Enhanced e-books, which will probably begin to flood the market this year, would be a great way for publishers to diversify themselves from self-published books. Right now, the only thing that's really doing that is how cheap self-published books are (that's what got Amanda Hocking on the USA Today bestseller list and how she landed that 2 million dollar deal last month). If publishers can find a way to make their e-books unique, beautiful, and well-developed - the same exact things that have separated self-published books from traditional books - then they have a chance of beating back the self-published hoarde that seems to be growing every day.
But I have to admit, I'm skeptical about Random House's reasonings for this partnership. Basically, they're going to get a hot book, pour 35 million into game development (including 12 million for marketing), and then hope for a TV or movie deal. Seriously, that's what their rep said. In other words, who gives a crap about the book, as long as we get a video game and movie out of it.
It's only interesting to note that in an age when video games and other multimedia experiences are becoming more creative and artistically driven (have you seen the storylines in some these games?), publishers are becoming less. Their focus is on getting game and movie deals. That's something I simply don't understand, and I'm actually talking from a business prospective here, not as a writer.
If publishers are so concerned with developing only properties that are screen-viable, then they're not actually looking at the products they're putting out there on the market for their own value. A good book should be a good book - not a book that's going to be a movie. It's like a self-defeating prophecy, because Random House wants books to make movies, because there's more money there.

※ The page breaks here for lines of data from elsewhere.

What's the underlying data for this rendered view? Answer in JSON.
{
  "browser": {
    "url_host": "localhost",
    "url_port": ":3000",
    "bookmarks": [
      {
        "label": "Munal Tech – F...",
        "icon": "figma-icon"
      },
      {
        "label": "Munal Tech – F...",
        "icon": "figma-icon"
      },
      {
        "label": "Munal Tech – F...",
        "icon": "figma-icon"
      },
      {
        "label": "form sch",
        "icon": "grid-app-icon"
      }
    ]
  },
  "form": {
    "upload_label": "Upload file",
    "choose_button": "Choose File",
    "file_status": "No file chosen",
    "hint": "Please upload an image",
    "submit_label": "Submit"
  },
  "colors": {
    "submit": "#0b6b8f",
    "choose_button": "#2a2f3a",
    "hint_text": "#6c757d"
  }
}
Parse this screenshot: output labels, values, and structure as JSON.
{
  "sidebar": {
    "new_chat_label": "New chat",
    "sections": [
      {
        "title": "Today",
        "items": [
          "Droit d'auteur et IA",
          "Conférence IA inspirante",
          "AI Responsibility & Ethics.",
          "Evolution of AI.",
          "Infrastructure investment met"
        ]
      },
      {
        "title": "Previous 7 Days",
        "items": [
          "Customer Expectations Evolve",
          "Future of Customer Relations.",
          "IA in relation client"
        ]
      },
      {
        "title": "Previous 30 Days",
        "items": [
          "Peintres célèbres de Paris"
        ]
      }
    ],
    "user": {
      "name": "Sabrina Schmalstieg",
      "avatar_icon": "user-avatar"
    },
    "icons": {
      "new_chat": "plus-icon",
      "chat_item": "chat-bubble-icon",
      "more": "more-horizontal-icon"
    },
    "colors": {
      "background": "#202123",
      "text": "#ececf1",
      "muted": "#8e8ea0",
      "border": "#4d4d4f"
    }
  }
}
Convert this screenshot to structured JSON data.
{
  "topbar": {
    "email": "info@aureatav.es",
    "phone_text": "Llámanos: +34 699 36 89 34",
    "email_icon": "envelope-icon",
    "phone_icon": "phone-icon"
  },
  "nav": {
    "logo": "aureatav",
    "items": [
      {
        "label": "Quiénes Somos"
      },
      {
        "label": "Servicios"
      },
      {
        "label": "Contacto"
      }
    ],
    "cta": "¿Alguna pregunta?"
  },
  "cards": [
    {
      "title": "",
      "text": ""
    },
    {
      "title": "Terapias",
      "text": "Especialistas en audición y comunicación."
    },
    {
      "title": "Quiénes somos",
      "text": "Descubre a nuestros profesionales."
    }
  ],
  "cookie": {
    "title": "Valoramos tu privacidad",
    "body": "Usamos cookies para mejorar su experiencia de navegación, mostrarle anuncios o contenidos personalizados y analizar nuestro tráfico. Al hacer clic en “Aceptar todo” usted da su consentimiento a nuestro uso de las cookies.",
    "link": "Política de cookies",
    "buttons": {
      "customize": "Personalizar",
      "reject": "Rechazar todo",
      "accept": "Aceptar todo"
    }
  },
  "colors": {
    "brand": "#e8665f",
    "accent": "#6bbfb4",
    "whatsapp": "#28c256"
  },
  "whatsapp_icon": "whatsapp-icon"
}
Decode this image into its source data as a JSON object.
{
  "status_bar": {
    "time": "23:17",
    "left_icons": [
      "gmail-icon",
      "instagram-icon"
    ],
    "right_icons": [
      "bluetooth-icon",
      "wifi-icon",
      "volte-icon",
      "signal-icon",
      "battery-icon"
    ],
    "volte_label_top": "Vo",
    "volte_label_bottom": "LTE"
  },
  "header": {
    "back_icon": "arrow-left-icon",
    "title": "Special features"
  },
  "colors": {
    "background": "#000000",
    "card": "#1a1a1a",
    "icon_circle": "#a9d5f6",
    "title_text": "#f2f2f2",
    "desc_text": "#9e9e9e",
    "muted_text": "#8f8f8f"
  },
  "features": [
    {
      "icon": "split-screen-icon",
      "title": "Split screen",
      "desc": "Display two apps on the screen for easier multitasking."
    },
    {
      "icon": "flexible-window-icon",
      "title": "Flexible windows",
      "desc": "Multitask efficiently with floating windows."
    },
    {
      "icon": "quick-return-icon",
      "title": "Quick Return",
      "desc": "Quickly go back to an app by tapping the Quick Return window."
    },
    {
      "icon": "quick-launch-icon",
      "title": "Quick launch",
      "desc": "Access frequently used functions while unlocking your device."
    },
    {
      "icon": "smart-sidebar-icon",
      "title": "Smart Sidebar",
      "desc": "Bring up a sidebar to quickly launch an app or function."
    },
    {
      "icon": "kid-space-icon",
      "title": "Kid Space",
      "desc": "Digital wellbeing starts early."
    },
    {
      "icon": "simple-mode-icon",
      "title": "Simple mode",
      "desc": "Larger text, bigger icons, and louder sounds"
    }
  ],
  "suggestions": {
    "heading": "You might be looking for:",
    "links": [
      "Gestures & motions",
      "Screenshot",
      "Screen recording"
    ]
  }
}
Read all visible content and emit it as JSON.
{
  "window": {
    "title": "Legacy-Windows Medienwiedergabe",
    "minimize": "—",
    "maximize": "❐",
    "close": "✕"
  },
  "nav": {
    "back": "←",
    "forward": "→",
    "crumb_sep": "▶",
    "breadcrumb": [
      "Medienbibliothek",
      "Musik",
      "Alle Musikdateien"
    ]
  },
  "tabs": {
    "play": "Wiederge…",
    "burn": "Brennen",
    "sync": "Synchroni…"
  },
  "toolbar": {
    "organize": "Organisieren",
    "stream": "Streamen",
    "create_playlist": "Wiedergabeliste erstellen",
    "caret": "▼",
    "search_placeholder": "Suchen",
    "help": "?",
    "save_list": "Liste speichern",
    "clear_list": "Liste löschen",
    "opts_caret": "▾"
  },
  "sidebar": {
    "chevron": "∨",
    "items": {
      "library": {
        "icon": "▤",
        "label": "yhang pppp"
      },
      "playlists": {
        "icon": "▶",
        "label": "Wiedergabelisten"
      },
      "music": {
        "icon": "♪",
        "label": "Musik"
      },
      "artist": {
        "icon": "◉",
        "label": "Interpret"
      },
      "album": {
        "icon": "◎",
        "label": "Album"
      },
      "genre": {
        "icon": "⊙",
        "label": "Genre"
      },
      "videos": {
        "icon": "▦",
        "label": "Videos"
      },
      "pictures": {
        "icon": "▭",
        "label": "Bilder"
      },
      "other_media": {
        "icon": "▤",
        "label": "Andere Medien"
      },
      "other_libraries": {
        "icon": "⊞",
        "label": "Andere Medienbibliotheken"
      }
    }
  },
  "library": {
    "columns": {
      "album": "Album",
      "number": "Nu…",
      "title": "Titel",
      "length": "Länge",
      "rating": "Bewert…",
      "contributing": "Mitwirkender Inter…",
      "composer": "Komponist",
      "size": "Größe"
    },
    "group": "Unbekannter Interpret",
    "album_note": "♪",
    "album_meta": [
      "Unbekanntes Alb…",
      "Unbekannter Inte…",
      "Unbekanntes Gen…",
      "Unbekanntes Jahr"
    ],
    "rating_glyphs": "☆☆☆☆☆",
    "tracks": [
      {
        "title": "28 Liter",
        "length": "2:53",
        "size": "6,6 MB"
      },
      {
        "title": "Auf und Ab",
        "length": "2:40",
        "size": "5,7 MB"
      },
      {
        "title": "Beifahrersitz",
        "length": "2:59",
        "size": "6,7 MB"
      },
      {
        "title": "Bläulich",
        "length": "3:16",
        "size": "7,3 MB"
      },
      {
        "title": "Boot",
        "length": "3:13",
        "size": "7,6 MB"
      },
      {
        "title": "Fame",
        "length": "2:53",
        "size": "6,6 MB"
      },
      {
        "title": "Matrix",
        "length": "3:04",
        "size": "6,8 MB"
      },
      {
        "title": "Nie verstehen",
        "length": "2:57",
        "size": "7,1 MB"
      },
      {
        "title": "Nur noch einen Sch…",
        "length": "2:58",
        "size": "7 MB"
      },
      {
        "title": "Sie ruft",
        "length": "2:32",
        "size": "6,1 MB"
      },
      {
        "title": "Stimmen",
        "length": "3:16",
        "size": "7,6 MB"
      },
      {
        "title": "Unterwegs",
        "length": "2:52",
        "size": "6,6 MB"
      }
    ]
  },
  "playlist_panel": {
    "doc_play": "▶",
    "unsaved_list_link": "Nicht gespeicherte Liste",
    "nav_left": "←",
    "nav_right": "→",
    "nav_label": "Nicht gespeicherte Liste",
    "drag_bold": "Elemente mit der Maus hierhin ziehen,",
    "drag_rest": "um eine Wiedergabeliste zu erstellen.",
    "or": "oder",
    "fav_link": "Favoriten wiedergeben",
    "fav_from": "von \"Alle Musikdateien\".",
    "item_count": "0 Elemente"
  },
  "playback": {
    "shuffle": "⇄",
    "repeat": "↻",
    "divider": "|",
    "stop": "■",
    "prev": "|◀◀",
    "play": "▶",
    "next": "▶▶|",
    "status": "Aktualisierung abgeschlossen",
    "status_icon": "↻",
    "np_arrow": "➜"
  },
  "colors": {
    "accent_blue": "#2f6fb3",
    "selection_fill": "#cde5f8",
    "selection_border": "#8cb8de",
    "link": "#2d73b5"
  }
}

The books they put out then, kind of suck because they're not actually good books, as the editors are looking for the wrong things. And then those books don't sell, because they suck.
Even with a movie, probably especially with it, word of mouth and the internet will get a hold of the fact that the movie did whatever but the book still sucks. Slowly, Hollywood will realize Random House makes crappy books and stop working with them, because crappy books have a better chance of making crappy movies.
They're essentially diluting their own product's quality, and that's simply not a smart way to run a business - especially in a set-up where they'd always be reliant on other companies (the movie-makers) to make them money. It's an entirely foolish way to work.